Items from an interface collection

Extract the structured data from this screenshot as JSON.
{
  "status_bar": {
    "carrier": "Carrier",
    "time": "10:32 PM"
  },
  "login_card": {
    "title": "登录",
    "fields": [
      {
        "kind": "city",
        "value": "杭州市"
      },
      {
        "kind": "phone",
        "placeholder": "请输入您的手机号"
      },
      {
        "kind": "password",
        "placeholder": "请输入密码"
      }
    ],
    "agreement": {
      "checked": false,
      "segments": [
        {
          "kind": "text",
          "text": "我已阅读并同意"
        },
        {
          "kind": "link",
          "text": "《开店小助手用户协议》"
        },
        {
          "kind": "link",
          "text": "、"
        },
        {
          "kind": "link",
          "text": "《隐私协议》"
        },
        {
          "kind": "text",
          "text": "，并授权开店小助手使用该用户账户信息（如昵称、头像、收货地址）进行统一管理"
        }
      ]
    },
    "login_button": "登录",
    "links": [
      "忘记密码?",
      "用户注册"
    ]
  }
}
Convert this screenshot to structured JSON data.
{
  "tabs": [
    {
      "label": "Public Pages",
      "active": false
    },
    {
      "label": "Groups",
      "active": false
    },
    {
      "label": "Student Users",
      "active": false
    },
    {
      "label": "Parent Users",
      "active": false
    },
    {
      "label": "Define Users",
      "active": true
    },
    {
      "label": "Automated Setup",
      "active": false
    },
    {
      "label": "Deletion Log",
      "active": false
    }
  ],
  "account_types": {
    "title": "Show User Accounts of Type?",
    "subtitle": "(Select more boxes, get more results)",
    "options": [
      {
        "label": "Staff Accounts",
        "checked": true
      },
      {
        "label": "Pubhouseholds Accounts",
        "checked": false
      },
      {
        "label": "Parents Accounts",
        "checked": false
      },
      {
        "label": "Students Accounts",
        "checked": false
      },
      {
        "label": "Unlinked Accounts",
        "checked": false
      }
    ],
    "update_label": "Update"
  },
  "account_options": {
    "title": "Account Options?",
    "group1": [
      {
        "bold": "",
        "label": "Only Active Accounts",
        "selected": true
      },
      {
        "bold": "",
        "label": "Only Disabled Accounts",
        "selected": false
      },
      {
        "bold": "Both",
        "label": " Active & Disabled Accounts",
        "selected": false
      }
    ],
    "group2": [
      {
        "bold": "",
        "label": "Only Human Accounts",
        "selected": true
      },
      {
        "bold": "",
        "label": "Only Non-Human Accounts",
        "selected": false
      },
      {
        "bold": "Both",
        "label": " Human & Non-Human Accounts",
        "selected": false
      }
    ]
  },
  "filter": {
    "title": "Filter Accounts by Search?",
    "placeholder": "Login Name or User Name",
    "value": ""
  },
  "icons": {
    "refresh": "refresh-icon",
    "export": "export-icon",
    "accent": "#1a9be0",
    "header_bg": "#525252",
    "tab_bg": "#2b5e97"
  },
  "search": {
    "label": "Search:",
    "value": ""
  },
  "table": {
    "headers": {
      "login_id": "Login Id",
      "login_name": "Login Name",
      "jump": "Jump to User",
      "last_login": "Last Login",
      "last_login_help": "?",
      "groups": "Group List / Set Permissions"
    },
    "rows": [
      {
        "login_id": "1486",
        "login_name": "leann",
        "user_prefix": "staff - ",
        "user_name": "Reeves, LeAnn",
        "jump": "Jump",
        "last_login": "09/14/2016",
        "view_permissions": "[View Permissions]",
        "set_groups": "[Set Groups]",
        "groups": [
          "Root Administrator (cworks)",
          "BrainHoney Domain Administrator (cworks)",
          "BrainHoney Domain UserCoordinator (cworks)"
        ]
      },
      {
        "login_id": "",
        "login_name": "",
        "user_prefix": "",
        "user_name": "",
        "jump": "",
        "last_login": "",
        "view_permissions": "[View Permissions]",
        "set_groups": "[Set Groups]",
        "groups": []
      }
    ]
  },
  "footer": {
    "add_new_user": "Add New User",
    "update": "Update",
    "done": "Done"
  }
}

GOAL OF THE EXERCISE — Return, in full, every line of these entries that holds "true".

EXERCISE SOLUTION —
      "active": true
        "checked": true
        "selected": true
        "selected": true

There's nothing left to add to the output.